When Starry Kitchen was bumped from the food court, it wound up as a semi-permanent evening pop-up in Tiara, Fred Eric's lunch restaurant in the fashion district, except on Sundays, Eric's fried-chicken night, which you could think of as a brick-and-mortar popping up within a pop-up popping up within a brick-and-mortar. It's all very complicated, and I will leave the permutations to the semioticians. Suffice it to say that you can pretty much depend on finding Starry Kitchen's Sichuan wontons and double-fried chicken wings at Tiara from Tuesday through Saturday nights, although it wouldn't hurt to call first, especially if you want to reserve one of those crabs, which you should do 24 hours in advance.
The food-court Starry Kitchen was famous for its relentless weekly menu rotation, usually taking the Malaysian chicken banh mi off the menu just at the point when you were hungry for it again. As a dinner destination, it is more stable, if you discount the fact that the Burmese chicken wing confit, listed on the menu in strike-out type, is off the menu while the existence of the spicy braised chicken feet is something you would know about only if you follow Starry Kitchen on Tumblr. As I said, it's complicated.
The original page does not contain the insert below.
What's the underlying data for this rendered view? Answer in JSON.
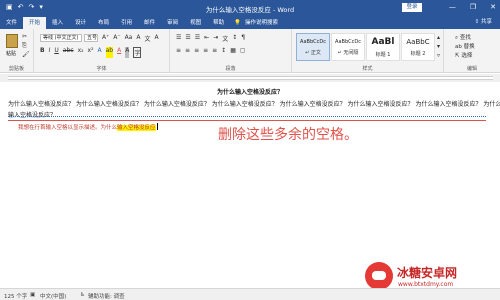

You eat family style, shoveling your food from communal service plates to smallish bowls, which means the green curry from the tofu dish is going to commingle with the chunks of grilled eggplant and the tangles of garlic noodles, in case you are bothered by that sort of thing.
You will end up with the citrusy chunks of chicken thigh, wrapped like a tamale in (inedible) pandan leaf and deep-fried, or those crisp tofu balls (delightful before they congeal into clay) or sticky double-fried chicken wings. There is a turbocharged version of bo la lot, everybody's favorite course in the traditional Vietnamese seven-beef dinners, except wrapped in Korean ggaenip leaves instead of Vietnamese betel leaves, which are rarely perfect when you find them in Los Angeles, and even more strongly flavored with lemongrass.
The fried rice is made with slivers of roast pork belly and the dried-seafood components of XO sauce, which makes the rice expensive at $15 but also irresistible: caramelized, half-crunchy, ultra-garlicky and exploding with chewy bursts of umami. This is not the gentle Yangchow fried rice that comes at the end of Chinese banquets. The satay noodles, also pretty expensive, come with Nguyen's admonition — "WARNING: This dish is VERY Asian" — along with a boatload of Niman Ranch beef, dried shrimp and eye-wateringly strong shrimp paste, a recipe for definitive funkiness, although it is only stenchy within the context of this distinctly non-Asian dining room.
You can get Thi's take on Vietnamese caramelized fish clay pot, less syrupy than some, made with fresh striped bass instead of the usual frozen catfish, and spiked with chunks of pancetta. You can also get the leftovers from that bass: heads and tails, crisped on the grill, served with sweetened fish sauce for dipping. The heads and tails may be your favorite thing on the menu if you like digging for cheek nuggets and forehead bits with your fingers. The fish heads too tend to sell out early in the evening.
Starry Kitchen in Tiara Café
One of Los Angeles' favorite pop-ups pops up again — except when it doesn't. Call first to be sure, and to reserve the chili crab.
127 E. 9th St., Los Angeles, (213) 814-1123, starrykitchen.com
Appetizers, $5-$11; main courses, $11.50-$22.95, more for crab; desserts, $5-$6.